Now, e-bikes are given all of the rights and privileges of standard bike riders, holding the same responsibilities of care. In short, electric bikes can be operated anywhere a traditional bike can be operated.

Electric bikes manufactured after January 1, 2021, are required to have a permanent label stating their classification, motor wattage, and a maximum assisted speed. If the bike owner modifies the bike and changes the classification, then the modification should be noted on a new label.

Florida e-Bike Law Changes

Florida’s law also regulates the operation of e-bike motors. Now, the motors on these vehicles have to disengage or otherwise cease functioning when the rider either applies the brakes or stops pedaling.

Florida counties and municipalities can regulate the operation of e-bikes on sidewalks, roadways, streets, and highways in their jurisdictions. This means that one city may have different regulations governing where you can and cannot ride your e-bike. 

For people that like to travel with their e-bikes, it’s important to note the locations that you’re not allowed to operate your bike in so that you avoid a traffic citation.

E-bike riders are also afforded the same “rules of the road” as traditional bikes. For example, bikers may use the full lane, and vehicle drivers must give at least three feet when passing an e-bike rider.

E-bike riders are considered to be “vulnerable road users,” as are regular cyclists. As such, they are protected under those regulations in the instance of a crash involving injury or death. 

E-bike riders are also eligible for personal injury protection (PIP) insurance benefits if they’re injured in a bicycle accident with a motor vehicle.

Understanding how your e-bike is classified and where you’re allowed to ride it can help you remain compliant with Florida’s new bike laws. Knowing what kinds of benefits you’re entitled to will also help you and your personal injury lawyer build your case for damages if you’re injured in an accident with a car or truck.

Have You Been Involved in an e-Bike Accident?

Injuries from electric bike accidents can be severe and even life-altering. Neck and spine damage, broken bones, and even scarring and disfigurement are quite common. 

If another driver struck you while riding your e-bike, a reliable personal injury lawyer can help you get the settlement you deserve.

Contact the Clearwater Bicycle Accident Law Firm of Roman Austin Personal Injury Lawyers for Help Today
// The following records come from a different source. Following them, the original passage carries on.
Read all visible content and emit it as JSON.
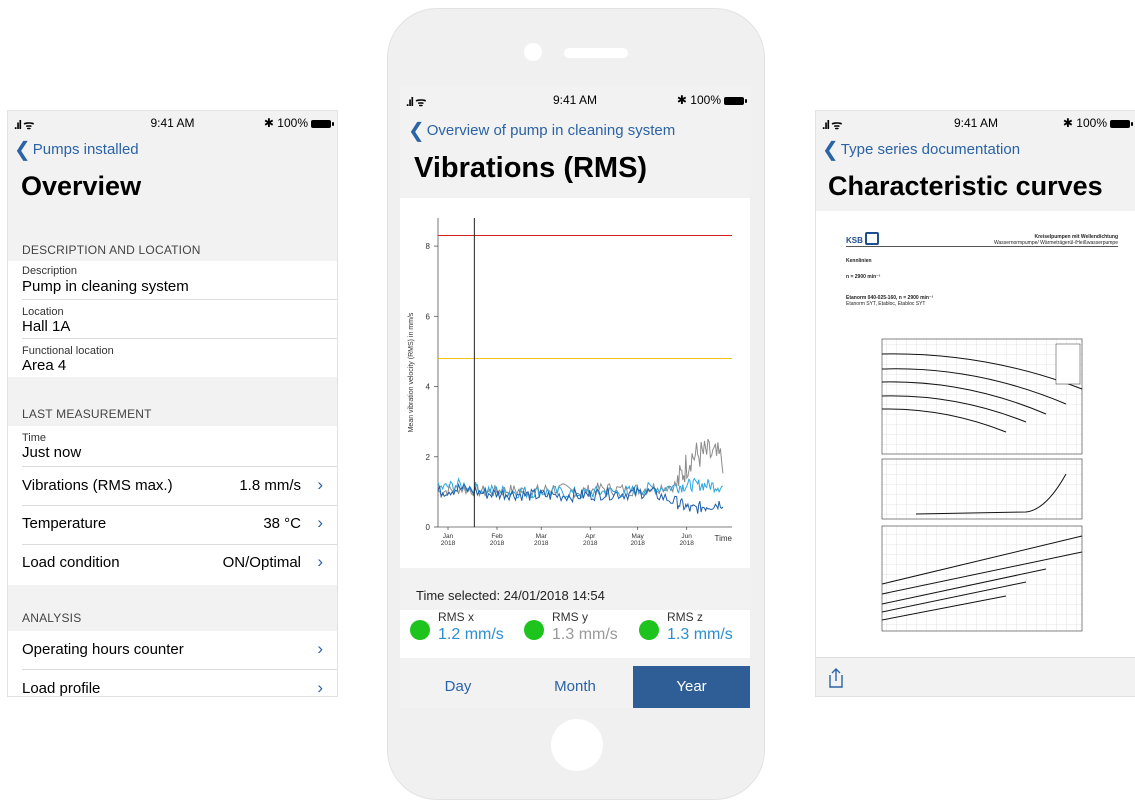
{
  "status": {
    "time": "9:41 AM",
    "battery": "100%"
  },
  "left": {
    "back": "Pumps installed",
    "title": "Overview",
    "sections": [
      {
        "header": "DESCRIPTION AND LOCATION"
      },
      {
        "header": "LAST MEASUREMENT"
      },
      {
        "header": "ANALYSIS"
      }
    ],
    "fields": [
      {
        "label": "Description",
        "value": "Pump in cleaning system"
      },
      {
        "label": "Location",
        "value": "Hall 1A"
      },
      {
        "label": "Functional location",
        "value": "Area 4"
      },
      {
        "label": "Time",
        "value": "Just now"
      }
    ],
    "rows": [
      {
        "label": "Vibrations (RMS max.)",
        "value": "1.8 mm/s"
      },
      {
        "label": "Temperature",
        "value": "38 °C"
      },
      {
        "label": "Load condition",
        "value": "ON/Optimal"
      },
      {
        "label": "Operating hours counter"
      },
      {
        "label": "Load profile"
      }
    ]
  },
  "middle": {
    "back": "Overview of pump in cleaning system",
    "title": "Vibrations (RMS)",
    "time_selected": "Time selected: 24/01/2018 14:54",
    "rms": [
      {
        "label": "RMS x",
        "value": "1.2 mm/s",
        "color": "#2b8fd0"
      },
      {
        "label": "RMS y",
        "value": "1.3 mm/s",
        "color": "#999999"
      },
      {
        "label": "RMS z",
        "value": "1.3 mm/s",
        "color": "#2b8fd0"
      }
    ],
    "tabs": [
      "Day",
      "Month",
      "Year"
    ],
    "active_tab": "Year"
  },
  "chart_data": {
    "type": "line",
    "title": "",
    "xlabel": "Time",
    "ylabel": "Mean vibration velocity (RMS) in mm/s",
    "ylim": [
      0,
      8.8
    ],
    "yticks": [
      "0",
      "2",
      "4",
      "6",
      "8"
    ],
    "x_ticks": [
      {
        "month": "Jan",
        "year": "2018"
      },
      {
        "month": "Feb",
        "year": "2018"
      },
      {
        "month": "Mar",
        "year": "2018"
      },
      {
        "month": "Apr",
        "year": "2018"
      },
      {
        "month": "May",
        "year": "2018"
      },
      {
        "month": "Jun",
        "year": "2018"
      }
    ],
    "thresholds": [
      {
        "value": 8.3,
        "color": "#d62020"
      },
      {
        "value": 4.8,
        "color": "#f0c419"
      }
    ],
    "cursor_date": "24/01/2018",
    "series": [
      {
        "color": "#8c8c8c",
        "x": [
          "2018-01-01",
          "2018-01-15",
          "2018-02-01",
          "2018-02-15",
          "2018-03-01",
          "2018-03-15",
          "2018-04-01",
          "2018-04-15",
          "2018-05-01",
          "2018-05-15",
          "2018-06-01",
          "2018-06-10",
          "2018-06-20",
          "2018-07-01"
        ],
        "y": [
          1.0,
          1.1,
          1.0,
          1.05,
          1.0,
          1.1,
          1.0,
          1.1,
          1.05,
          1.1,
          1.2,
          2.0,
          2.1,
          1.9
        ]
      },
      {
        "color": "#2ba6e0",
        "x": [
          "2018-01-01",
          "2018-01-15",
          "2018-02-01",
          "2018-02-15",
          "2018-03-01",
          "2018-03-15",
          "2018-04-01",
          "2018-04-15",
          "2018-05-01",
          "2018-05-15",
          "2018-06-01",
          "2018-06-10",
          "2018-06-20",
          "2018-07-01"
        ],
        "y": [
          1.1,
          1.2,
          1.05,
          1.0,
          1.0,
          1.0,
          0.95,
          1.0,
          1.0,
          1.1,
          1.15,
          1.2,
          1.2,
          1.15
        ]
      },
      {
        "color": "#1e5fa8",
        "x": [
          "2018-01-01",
          "2018-01-15",
          "2018-02-01",
          "2018-02-15",
          "2018-03-01",
          "2018-03-15",
          "2018-04-01",
          "2018-04-15",
          "2018-05-01",
          "2018-05-15",
          "2018-06-01",
          "2018-06-10",
          "2018-06-20",
          "2018-07-01"
        ],
        "y": [
          1.0,
          1.1,
          0.95,
          0.95,
          0.9,
          0.9,
          0.9,
          0.95,
          0.95,
          1.0,
          0.7,
          0.5,
          0.6,
          0.7
        ]
      }
    ]
  },
  "right": {
    "back": "Type series documentation",
    "title": "Characteristic curves",
    "doc": {
      "logo": "KSB",
      "heading1": "Kreiselpumpen mit Wellendichtung",
      "heading2": "Wassernormpumpe/ Wärmeträgerül-/Heißwasserpumpe",
      "section": "Kennlinien",
      "speed": "n = 2900 min⁻¹",
      "model": "Etanorm 040-025-160, n = 2900 min⁻¹",
      "model_sub": "Etanorm SYT, Etabloc, Etabloc SYT"
    },
    "share_icon": "share-icon"
  }
}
For more information, please contact the legal team of Roman Austin Personal Injury Lawyers for a free initial consultation with a bicycle lawyer in Clearwater. We have four convenient locations in Florida: Clearwater, New Port Richey, and Tampa.

We serve throughout Pinellas County, Hillsborough County, Pasco County, and its surrounding areas:
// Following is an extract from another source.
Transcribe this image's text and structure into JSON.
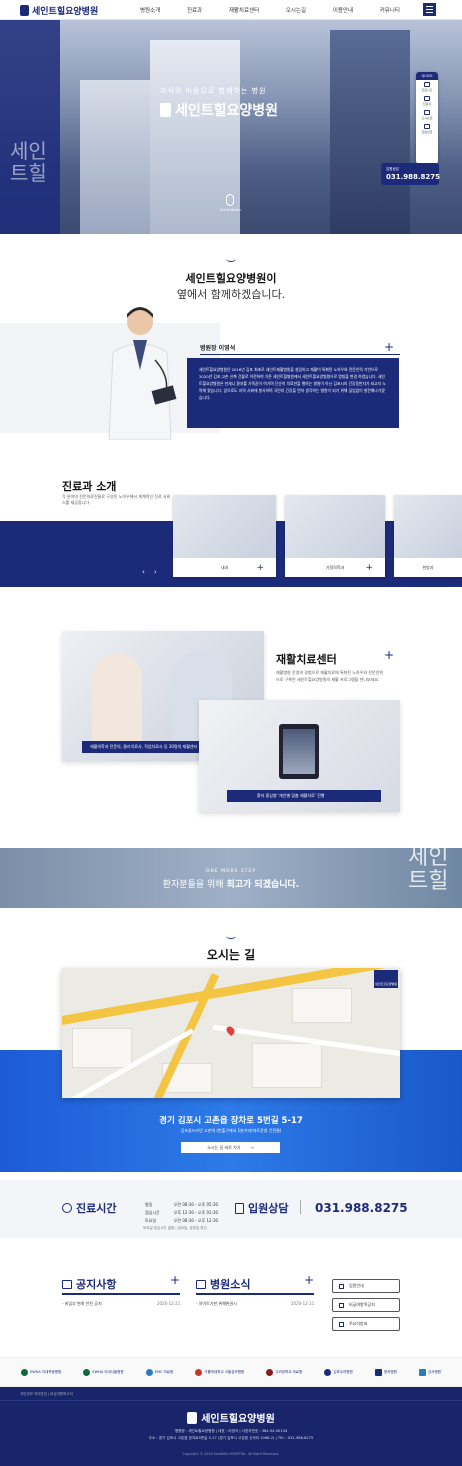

Roman Austin Personal Injury Lawyers – Clearwater Office
1811 N. Belcher Road, Suite I-1
Clearwater, FL 33765
(727) 787-2500

Roman Austin Personal Injury Lawyers – Congress Ave Office
2360 Congress Avenue
Clearwater, FL 33763
(727) 591-5610

Roman Austin Personal Injury Lawyers – Tampa Office
6601 Memorial Hwy Suite 202
Tampa, FL 33615
(813) 686-7588

Roman Austin Personal Injury Lawyers – New Port Richey Office
2515 Seven Springs Blvd.
New Port Richey, FL, 34655
(727) 815-8442